Because of that, that’s why it’s only recommended to spray their tanks only once a day and when needed.
Getting humidity to go down can sometimes be challenging and might even require you to remove items from the tank that hold moisture such as Eco Earth or any other moisture-holding piece of equipment so in order to avoid having to do these things, spray their tank only once and at night right before you go to bed.
The humidity will probably rise for a short amount of time but after about an hour or so, it should go down to between the 20%-40% mark. After spraying, be sure to keep your eye on your hygrometer to make sure that the humidity does in fact drop before heading out to bed.
Most of the time, they do, but if you live in an extremely humid environment where it’s hot and rainy a lot of the time, then you may experience issues with your humidity dropping more than others who don’t live in these kinds of environments.
Respiratory infections for your leopard gecko aren’t fun to deal with and according to this article here, it’ll likely take a little veterinarian care and some antibiotics in order to clear it up. So before you follow the advice of some other people out there who recommend misting the tank multiple times a day, please don’t.
Humidity levels rising up and then dropping shortly after are normal after misting, but if your tank is constantly humid from too much spraying, your leopard gecko will start to feel the effects of doing that sooner than later.
3. Use Purified Water
A lot of the time after misting, some leopard geckos will lick the water droplets off the sides of the tank or sometimes off of any decorations that you may have in there and because of that, it’s best that you have your misting water purified before spraying it so that you’re not allowing them to drink water that could potentially be contaminated.
There are things in tap water and sometimes even bottled water that can be harmful to your leopard gecko’s health, so by purifying it, you’re ensuring that they’re not being subjected to things that could possibly end up causing them harm.
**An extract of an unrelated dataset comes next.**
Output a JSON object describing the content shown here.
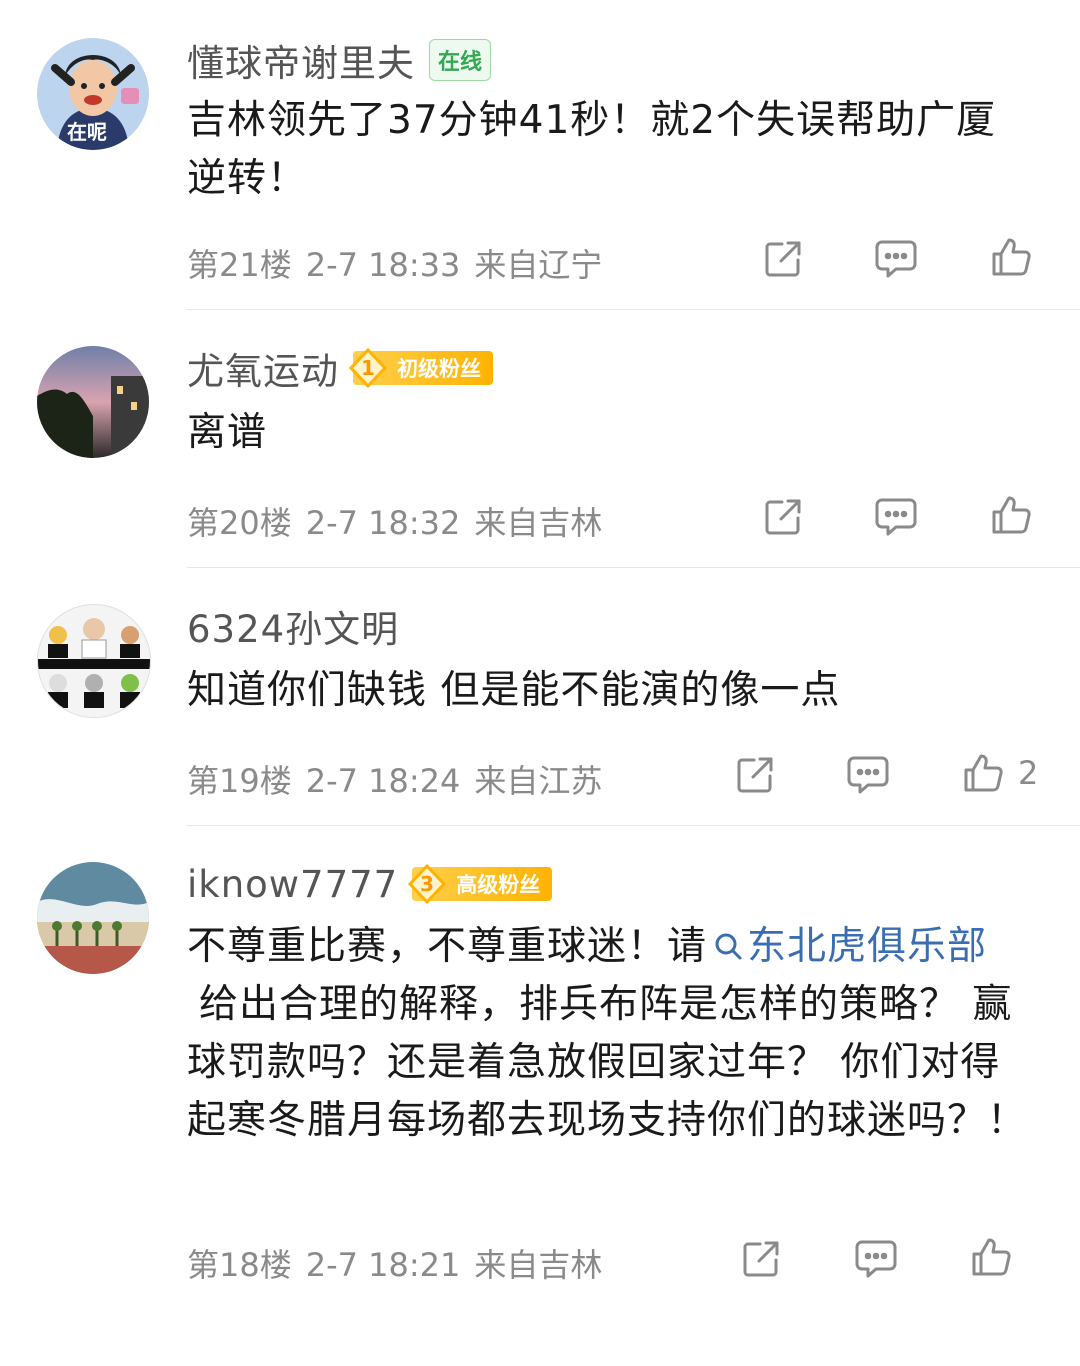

If you’d like to look into some of the chemicals found in tap and bottled water along with ways to purify it, I suggest reading this article here that I wrote.
Bottled water is much safer than tap water but even that has traces of contaminants in it. So for that reason, purifying all your leopard gecko’s water whether it be the water in their dish or in a mister is the best thing that you could possibly do for them before putting it in their tank.
Although unpurified water is unhealthy for us as well, our bodies are a lot less likely to take damage from it due to our much stronger ability to flush out toxins than they can. That said, if unpurified water has the ability to affect our health, then you can only imagine what it can do to a leopard geckos.
So then, do leopard geckos need misting? Leopard geckos themselves don’t technically need to be misted. However, because misting can help in certain situations, it’s important that you have either a spray bottle or misting system like this one on hand so that you can use it whenever you need it.
If it were possible, a lot more owners would mist their tank all throughout the day simply because leopard geckos seem to enjoy it but since we, unfortunately, have to take humidity levels into consideration for the sake of protecting their health, it’s not.
The act of misting their tank itself isn’t the problem, but it’s the rising humidity levels from doing it that can turn it into one. If you’re not already purifying your water, then I recommend you start doing so as soon as possible.
Sink water and bottled water have the potential to carry way more gunk in it than you could probably ever imagine, so filtering it before giving to your gecko will help prolong their life by getting all, or at the very least, most of it out.
If you want your gecko to live a long life and healthy life, then purifying your water from here on out will probably be one of the best things you could ever do for them.